▶ [What the exercise asks]: Reproduce the entries below, please. Keep every character the same.

▶ [Data supplied]:
*-*-*

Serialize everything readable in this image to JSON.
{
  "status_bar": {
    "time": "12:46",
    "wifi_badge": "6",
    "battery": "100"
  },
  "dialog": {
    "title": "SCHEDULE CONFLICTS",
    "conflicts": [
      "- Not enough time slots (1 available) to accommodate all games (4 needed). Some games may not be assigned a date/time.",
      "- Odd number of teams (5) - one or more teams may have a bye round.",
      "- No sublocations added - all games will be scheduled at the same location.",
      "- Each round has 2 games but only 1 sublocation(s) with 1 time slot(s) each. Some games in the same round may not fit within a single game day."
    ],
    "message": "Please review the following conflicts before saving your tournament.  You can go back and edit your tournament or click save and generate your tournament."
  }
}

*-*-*

▶ [Expected answer]:
Serialize everything readable in this image to JSON.
{
  "status_bar": {
    "time": "12:46",
    "wifi_badge": "6",
    "battery": "100"
  },
  "dialog": {
    "title": "SCHEDULE CONFLICTS",
    "conflicts": [
      "- Not enough time slots (1 available) to accommodate all games (4 needed). Some games may not be assigned a date/time.",
      "- Odd number of teams (5) - one or more teams may have a bye round.",
      "- No sublocations added - all games will be scheduled at the same location.",
      "- Each round has 2 games but only 1 sublocation(s) with 1 time slot(s) each. Some games in the same round may not fit within a single game day."
    ],
    "message": "Please review the following conflicts before saving your tournament.  You can go back and edit your tournament or click save and generate your tournament."
  }
}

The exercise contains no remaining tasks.